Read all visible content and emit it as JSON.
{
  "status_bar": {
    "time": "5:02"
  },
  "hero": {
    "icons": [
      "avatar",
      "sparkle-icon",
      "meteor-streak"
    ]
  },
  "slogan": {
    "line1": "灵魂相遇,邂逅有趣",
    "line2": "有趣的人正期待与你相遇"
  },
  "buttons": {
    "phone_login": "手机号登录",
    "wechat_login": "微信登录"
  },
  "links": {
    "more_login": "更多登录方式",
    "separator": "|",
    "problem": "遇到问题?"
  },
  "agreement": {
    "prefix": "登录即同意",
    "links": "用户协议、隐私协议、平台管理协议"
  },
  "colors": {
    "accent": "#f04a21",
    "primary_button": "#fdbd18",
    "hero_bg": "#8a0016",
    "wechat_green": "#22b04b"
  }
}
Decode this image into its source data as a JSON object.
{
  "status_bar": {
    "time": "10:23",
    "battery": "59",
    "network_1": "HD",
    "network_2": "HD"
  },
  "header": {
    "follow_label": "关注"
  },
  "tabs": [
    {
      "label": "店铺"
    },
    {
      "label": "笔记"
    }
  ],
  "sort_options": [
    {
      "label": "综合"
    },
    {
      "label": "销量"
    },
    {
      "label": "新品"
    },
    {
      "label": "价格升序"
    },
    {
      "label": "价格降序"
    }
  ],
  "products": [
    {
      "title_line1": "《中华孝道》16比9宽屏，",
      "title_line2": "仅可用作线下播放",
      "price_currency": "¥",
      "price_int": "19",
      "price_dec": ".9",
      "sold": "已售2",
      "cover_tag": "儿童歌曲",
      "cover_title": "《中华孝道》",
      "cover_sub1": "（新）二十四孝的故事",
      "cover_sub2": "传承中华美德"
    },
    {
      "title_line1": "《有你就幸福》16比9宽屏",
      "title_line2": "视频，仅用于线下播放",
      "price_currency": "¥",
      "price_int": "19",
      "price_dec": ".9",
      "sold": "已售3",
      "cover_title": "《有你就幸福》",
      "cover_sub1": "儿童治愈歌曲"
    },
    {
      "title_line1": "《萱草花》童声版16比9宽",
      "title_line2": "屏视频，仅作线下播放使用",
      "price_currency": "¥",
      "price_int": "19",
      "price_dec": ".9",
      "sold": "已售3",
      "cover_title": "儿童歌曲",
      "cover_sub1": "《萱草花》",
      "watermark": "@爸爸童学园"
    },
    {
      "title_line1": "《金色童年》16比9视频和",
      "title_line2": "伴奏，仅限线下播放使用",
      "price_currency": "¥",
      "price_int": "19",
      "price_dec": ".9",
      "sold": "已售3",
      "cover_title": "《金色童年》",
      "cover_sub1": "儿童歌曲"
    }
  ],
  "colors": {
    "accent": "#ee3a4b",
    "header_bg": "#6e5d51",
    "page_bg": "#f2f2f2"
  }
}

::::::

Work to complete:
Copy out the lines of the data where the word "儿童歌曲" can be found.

Output below:
      "cover_tag": "儿童歌曲",
      "cover_title": "儿童歌曲",
      "cover_sub1": "儿童歌曲"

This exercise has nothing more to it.